**INPUT DATA:**
======
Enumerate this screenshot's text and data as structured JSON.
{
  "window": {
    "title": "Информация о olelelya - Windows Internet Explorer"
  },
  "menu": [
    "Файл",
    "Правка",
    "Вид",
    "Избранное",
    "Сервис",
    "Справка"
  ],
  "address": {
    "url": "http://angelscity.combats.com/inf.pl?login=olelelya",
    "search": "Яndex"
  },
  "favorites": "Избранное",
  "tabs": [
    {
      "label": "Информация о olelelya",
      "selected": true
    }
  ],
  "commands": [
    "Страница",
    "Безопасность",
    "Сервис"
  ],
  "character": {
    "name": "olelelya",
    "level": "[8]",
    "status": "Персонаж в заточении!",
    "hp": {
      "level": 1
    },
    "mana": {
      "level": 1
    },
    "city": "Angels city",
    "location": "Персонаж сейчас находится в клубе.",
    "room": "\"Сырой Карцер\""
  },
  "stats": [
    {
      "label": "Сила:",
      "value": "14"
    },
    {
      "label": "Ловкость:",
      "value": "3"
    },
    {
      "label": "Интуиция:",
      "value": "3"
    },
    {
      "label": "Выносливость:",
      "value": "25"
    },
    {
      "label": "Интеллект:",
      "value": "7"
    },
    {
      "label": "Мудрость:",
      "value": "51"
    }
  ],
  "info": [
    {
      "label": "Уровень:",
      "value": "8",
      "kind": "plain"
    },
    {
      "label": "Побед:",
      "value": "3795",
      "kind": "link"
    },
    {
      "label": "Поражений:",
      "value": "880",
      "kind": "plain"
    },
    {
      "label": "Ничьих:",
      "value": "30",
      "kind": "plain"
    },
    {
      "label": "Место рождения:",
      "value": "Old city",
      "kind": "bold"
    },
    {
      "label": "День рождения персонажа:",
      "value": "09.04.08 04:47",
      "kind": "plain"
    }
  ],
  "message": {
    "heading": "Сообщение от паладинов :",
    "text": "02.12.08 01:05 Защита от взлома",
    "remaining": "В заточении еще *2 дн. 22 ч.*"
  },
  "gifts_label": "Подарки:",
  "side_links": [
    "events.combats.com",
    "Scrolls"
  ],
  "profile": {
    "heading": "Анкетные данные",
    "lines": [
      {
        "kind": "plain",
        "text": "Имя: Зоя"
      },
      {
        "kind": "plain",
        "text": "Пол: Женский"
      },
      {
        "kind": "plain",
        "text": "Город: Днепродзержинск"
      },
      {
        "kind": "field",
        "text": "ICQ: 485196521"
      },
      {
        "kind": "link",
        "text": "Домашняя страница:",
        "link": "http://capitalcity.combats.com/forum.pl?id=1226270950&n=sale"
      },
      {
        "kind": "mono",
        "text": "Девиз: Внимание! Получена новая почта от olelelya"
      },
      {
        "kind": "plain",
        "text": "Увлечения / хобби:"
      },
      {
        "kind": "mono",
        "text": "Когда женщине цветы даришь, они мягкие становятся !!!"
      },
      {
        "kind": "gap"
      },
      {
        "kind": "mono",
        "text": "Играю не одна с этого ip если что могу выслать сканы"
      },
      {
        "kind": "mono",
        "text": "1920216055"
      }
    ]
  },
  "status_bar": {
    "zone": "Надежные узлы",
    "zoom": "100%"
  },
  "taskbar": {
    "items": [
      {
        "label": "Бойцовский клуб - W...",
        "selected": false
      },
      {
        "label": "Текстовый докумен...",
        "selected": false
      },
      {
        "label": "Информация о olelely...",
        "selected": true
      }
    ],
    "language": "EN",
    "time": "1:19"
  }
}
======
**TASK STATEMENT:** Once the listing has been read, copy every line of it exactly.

**RESPONSE:**
Enumerate this screenshot's text and data as structured JSON.
{
  "window": {
    "title": "Информация о olelelya - Windows Internet Explorer"
  },
  "menu": [
    "Файл",
    "Правка",
    "Вид",
    "Избранное",
    "Сервис",
    "Справка"
  ],
  "address": {
    "url": "http://angelscity.combats.com/inf.pl?login=olelelya",
    "search": "Яndex"
  },
  "favorites": "Избранное",
  "tabs": [
    {
      "label": "Информация о olelelya",
      "selected": true
    }
  ],
  "commands": [
    "Страница",
    "Безопасность",
    "Сервис"
  ],
  "character": {
    "name": "olelelya",
    "level": "[8]",
    "status": "Персонаж в заточении!",
    "hp": {
      "level": 1
    },
    "mana": {
      "level": 1
    },
    "city": "Angels city",
    "location": "Персонаж сейчас находится в клубе.",
    "room": "\"Сырой Карцер\""
  },
  "stats": [
    {
      "label": "Сила:",
      "value": "14"
    },
    {
      "label": "Ловкость:",
      "value": "3"
    },
    {
      "label": "Интуиция:",
      "value": "3"
    },
    {
      "label": "Выносливость:",
      "value": "25"
    },
    {
      "label": "Интеллект:",
      "value": "7"
    },
    {
      "label": "Мудрость:",
      "value": "51"
    }
  ],
  "info": [
    {
      "label": "Уровень:",
      "value": "8",
      "kind": "plain"
    },
    {
      "label": "Побед:",
      "value": "3795",
      "kind": "link"
    },
    {
      "label": "Поражений:",
      "value": "880",
      "kind": "plain"
    },
    {
      "label": "Ничьих:",
      "value": "30",
      "kind": "plain"
    },
    {
      "label": "Место рождения:",
      "value": "Old city",
      "kind": "bold"
    },
    {
      "label": "День рождения персонажа:",
      "value": "09.04.08 04:47",
      "kind": "plain"
    }
  ],
  "message": {
    "heading": "Сообщение от паладинов :",
    "text": "02.12.08 01:05 Защита от взлома",
    "remaining": "В заточении еще *2 дн. 22 ч.*"
  },
  "gifts_label": "Подарки:",
  "side_links": [
    "events.combats.com",
    "Scrolls"
  ],
  "profile": {
    "heading": "Анкетные данные",
    "lines": [
      {
        "kind": "plain",
        "text": "Имя: Зоя"
      },
      {
        "kind": "plain",
        "text": "Пол: Женский"
      },
      {
        "kind": "plain",
        "text": "Город: Днепродзержинск"
      },
      {
        "kind": "field",
        "text": "ICQ: 485196521"
      },
      {
        "kind": "link",
        "text": "Домашняя страница:",
        "link": "http://capitalcity.combats.com/forum.pl?id=1226270950&n=sale"
      },
      {
        "kind": "mono",
        "text": "Девиз: Внимание! Получена новая почта от olelelya"
      },
      {
        "kind": "plain",
        "text": "Увлечения / хобби:"
      },
      {
        "kind": "mono",
        "text": "Когда женщине цветы даришь, они мягкие становятся !!!"
      },
      {
        "kind": "gap"
      },
      {
        "kind": "mono",
        "text": "Играю не одна с этого ip если что могу выслать сканы"
      },
      {
        "kind": "mono",
        "text": "1920216055"
      }
    ]
  },
  "status_bar": {
    "zone": "Надежные узлы",
    "zoom": "100%"
  },
  "taskbar": {
    "items": [
      {
        "label": "Бойцовский клуб - W...",
        "selected": false
      },
      {
        "label": "Текстовый докумен...",
        "selected": false
      },
      {
        "label": "Информация о olelely...",
        "selected": true
      }
    ],
    "language": "EN",
    "time": "1:19"
  }
}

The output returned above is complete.